## [What the exercise asks]
Filter the records below, keeping only lines with the string "this".

[Records from a dataset]
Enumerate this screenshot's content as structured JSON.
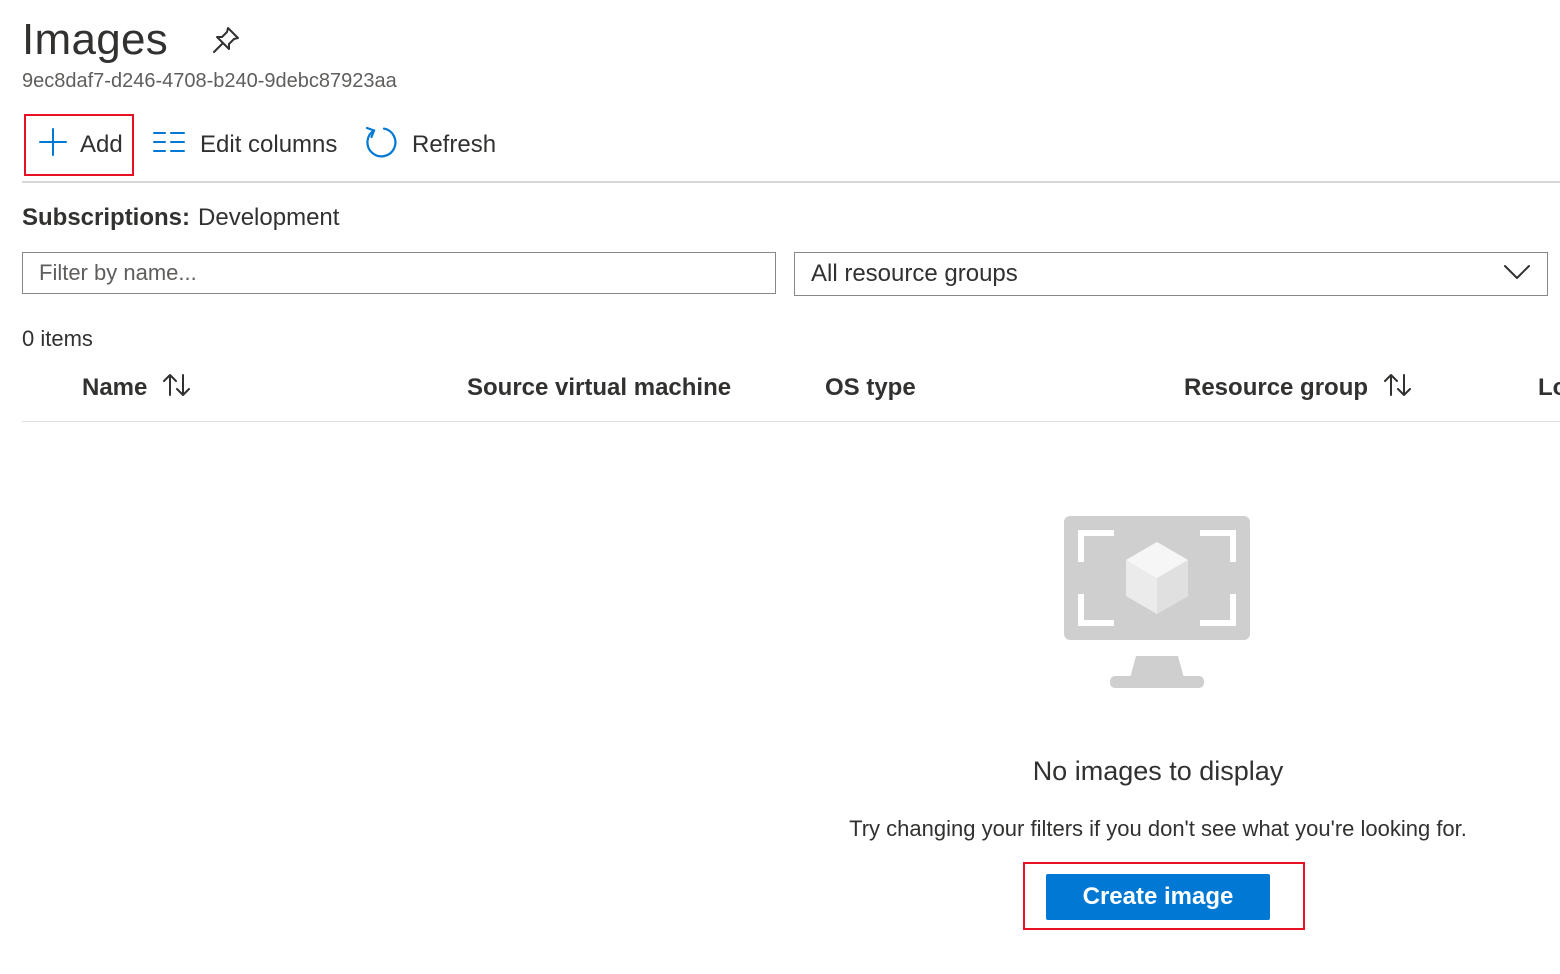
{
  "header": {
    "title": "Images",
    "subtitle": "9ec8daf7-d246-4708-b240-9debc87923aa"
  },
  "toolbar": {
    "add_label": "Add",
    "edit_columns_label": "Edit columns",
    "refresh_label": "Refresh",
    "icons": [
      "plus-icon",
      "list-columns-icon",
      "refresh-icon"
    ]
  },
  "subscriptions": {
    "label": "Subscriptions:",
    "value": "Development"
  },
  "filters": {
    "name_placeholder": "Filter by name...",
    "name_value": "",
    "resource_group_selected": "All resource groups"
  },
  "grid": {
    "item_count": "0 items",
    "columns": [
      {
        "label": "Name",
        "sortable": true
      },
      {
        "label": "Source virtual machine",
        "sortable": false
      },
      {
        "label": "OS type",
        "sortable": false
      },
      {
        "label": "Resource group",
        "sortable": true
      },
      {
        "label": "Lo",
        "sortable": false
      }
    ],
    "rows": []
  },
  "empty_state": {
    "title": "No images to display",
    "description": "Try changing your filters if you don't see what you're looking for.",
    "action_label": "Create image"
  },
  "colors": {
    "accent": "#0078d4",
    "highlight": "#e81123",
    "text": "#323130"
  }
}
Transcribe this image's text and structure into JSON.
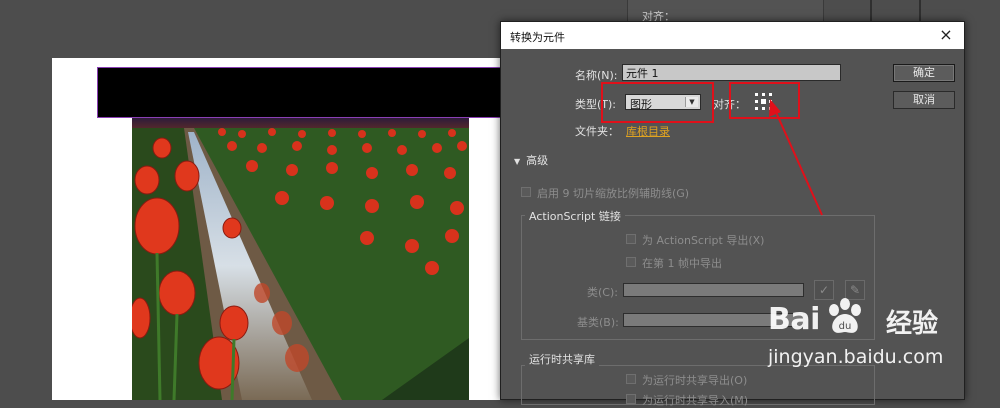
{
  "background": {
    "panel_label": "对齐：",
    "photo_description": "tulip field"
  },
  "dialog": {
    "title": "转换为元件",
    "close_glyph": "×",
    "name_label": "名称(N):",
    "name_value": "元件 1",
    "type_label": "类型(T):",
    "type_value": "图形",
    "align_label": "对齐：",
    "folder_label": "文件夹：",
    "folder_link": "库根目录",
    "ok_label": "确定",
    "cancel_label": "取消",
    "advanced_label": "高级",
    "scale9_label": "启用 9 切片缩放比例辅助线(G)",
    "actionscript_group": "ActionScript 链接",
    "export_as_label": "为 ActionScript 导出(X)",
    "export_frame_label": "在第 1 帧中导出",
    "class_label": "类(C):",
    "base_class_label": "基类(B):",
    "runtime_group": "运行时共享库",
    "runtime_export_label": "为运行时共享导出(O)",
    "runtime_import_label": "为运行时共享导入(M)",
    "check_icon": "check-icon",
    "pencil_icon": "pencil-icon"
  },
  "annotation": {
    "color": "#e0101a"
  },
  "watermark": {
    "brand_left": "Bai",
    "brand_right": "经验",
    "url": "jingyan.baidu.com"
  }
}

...

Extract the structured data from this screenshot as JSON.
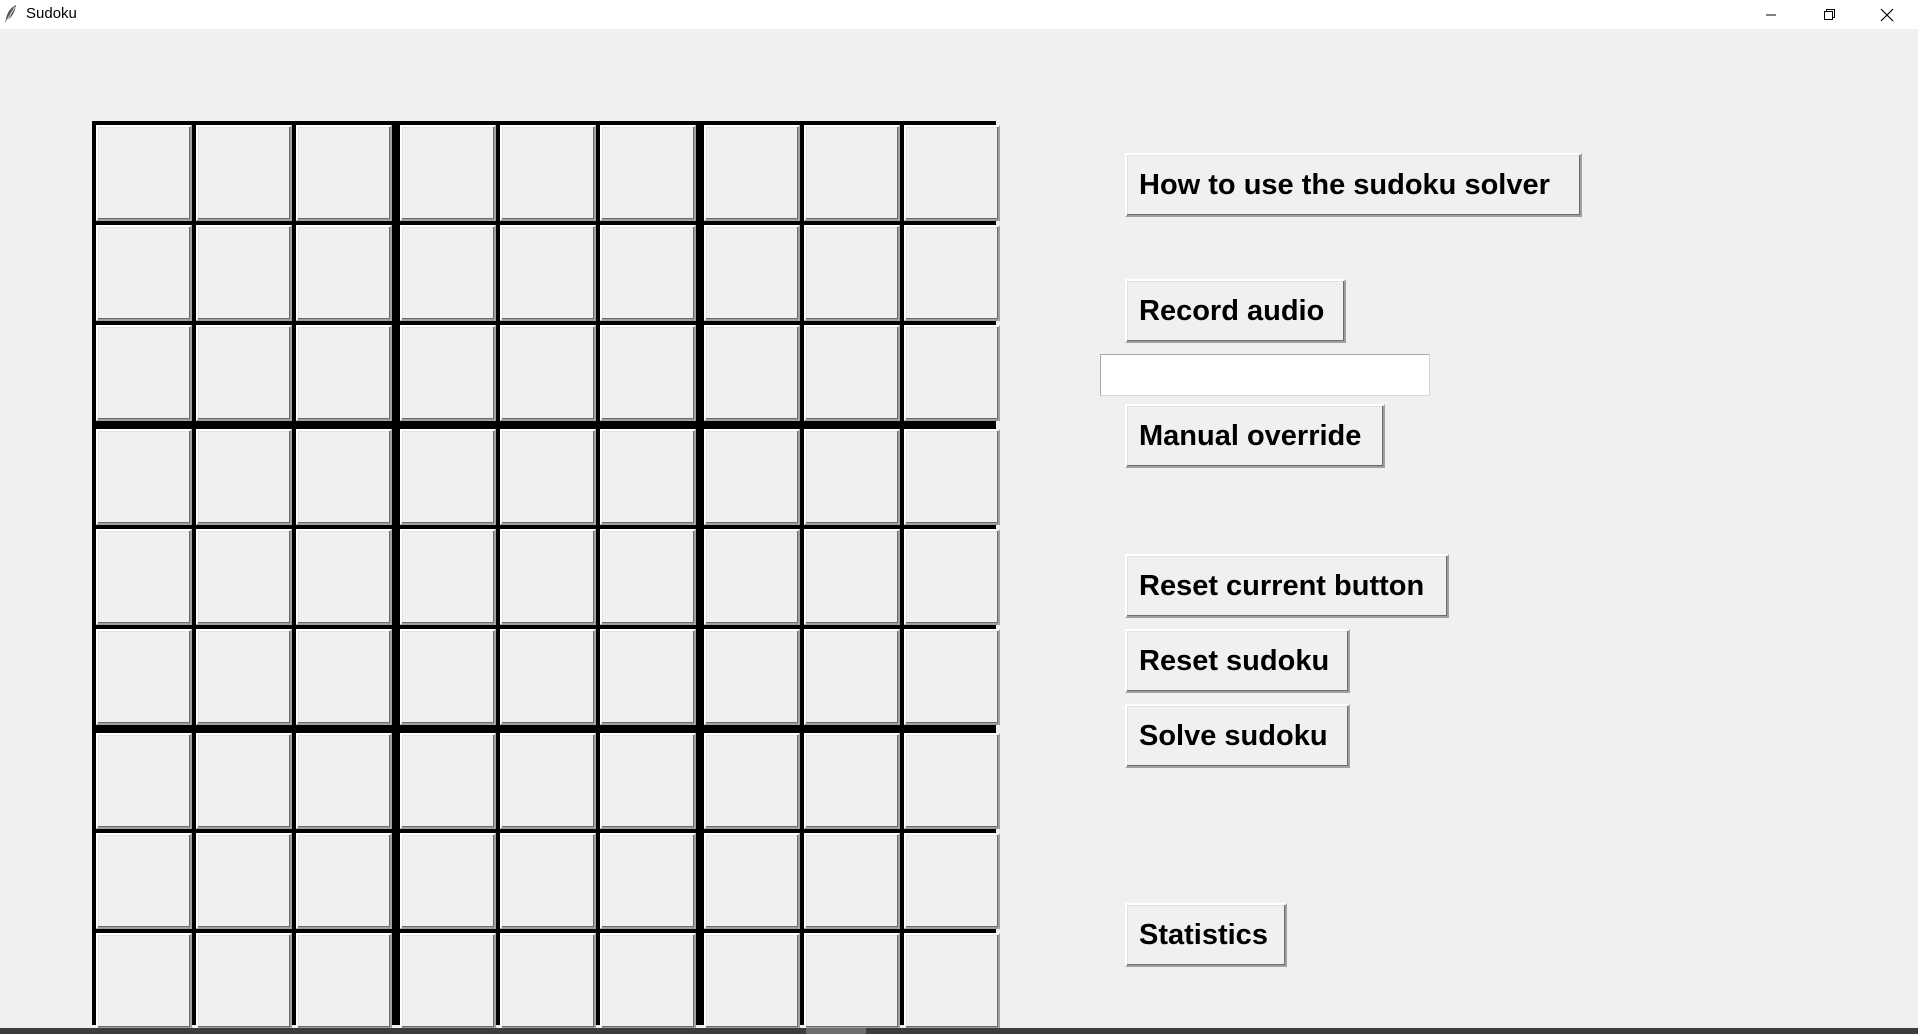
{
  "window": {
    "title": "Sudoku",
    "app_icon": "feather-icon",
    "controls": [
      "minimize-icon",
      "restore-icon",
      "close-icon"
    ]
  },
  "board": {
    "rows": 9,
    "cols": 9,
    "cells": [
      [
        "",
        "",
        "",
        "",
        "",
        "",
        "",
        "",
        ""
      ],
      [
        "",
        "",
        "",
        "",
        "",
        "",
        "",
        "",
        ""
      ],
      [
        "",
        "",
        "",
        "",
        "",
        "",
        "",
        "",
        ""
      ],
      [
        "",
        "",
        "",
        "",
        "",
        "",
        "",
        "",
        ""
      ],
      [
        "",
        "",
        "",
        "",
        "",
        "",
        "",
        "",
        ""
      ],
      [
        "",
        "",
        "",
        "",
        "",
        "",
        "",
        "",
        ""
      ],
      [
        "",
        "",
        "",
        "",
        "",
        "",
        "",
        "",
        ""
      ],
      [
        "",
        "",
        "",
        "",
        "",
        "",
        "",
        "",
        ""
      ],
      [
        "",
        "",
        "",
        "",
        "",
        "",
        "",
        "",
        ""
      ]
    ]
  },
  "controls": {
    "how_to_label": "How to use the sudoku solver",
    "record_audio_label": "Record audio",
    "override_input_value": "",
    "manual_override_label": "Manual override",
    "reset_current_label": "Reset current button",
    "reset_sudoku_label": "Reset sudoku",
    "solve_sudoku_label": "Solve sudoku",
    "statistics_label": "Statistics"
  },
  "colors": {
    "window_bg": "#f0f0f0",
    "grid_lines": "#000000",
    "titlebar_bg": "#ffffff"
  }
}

## [Written response]
Enumerate this screenshot's content as structured JSON.
Transcribe this image's text and structure into JSON.
Extract the structured data from this screenshot as JSON.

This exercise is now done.